== RECORDS SUPPLIED
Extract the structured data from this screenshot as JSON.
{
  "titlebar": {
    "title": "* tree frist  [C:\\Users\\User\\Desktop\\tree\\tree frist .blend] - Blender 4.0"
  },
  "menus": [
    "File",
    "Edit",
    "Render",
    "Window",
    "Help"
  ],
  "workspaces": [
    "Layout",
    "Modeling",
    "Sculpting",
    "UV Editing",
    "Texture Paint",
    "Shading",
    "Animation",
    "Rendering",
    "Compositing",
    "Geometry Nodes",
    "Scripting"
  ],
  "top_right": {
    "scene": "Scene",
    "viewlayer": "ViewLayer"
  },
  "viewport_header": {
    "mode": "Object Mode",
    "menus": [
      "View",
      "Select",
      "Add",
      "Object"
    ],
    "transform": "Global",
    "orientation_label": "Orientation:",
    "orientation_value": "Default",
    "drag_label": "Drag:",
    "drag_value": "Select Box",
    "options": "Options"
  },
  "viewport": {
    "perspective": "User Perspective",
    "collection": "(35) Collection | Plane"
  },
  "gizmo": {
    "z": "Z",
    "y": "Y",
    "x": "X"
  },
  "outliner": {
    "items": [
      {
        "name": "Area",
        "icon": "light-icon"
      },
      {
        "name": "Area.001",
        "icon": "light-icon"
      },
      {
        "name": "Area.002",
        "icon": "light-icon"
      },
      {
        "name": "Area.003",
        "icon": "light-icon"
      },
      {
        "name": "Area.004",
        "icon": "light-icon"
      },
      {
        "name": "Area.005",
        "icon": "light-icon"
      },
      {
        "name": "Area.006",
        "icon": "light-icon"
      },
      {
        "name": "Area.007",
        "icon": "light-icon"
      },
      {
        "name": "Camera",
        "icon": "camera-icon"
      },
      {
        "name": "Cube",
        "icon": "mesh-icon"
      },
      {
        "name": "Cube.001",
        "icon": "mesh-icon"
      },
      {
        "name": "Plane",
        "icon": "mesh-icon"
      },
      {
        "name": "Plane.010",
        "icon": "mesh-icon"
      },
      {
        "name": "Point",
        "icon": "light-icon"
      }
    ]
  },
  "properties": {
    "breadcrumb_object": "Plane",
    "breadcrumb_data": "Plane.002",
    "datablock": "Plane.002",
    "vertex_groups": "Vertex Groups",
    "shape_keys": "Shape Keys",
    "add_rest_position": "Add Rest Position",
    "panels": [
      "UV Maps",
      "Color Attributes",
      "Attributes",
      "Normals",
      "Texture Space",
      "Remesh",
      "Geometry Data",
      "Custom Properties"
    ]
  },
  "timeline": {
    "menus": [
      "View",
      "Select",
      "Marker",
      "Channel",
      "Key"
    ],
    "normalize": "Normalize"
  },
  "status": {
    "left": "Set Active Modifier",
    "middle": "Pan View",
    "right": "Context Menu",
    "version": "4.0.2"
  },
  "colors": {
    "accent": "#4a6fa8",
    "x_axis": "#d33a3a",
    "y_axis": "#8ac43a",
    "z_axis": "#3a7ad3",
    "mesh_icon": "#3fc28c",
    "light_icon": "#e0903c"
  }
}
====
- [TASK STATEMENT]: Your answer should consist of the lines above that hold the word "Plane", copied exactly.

- [SOLUTION BELOW]:
    "collection": "(35) Collection | Plane"
        "name": "Plane",
        "name": "Plane.010",
    "breadcrumb_object": "Plane",
    "breadcrumb_data": "Plane.002",
    "datablock": "Plane.002",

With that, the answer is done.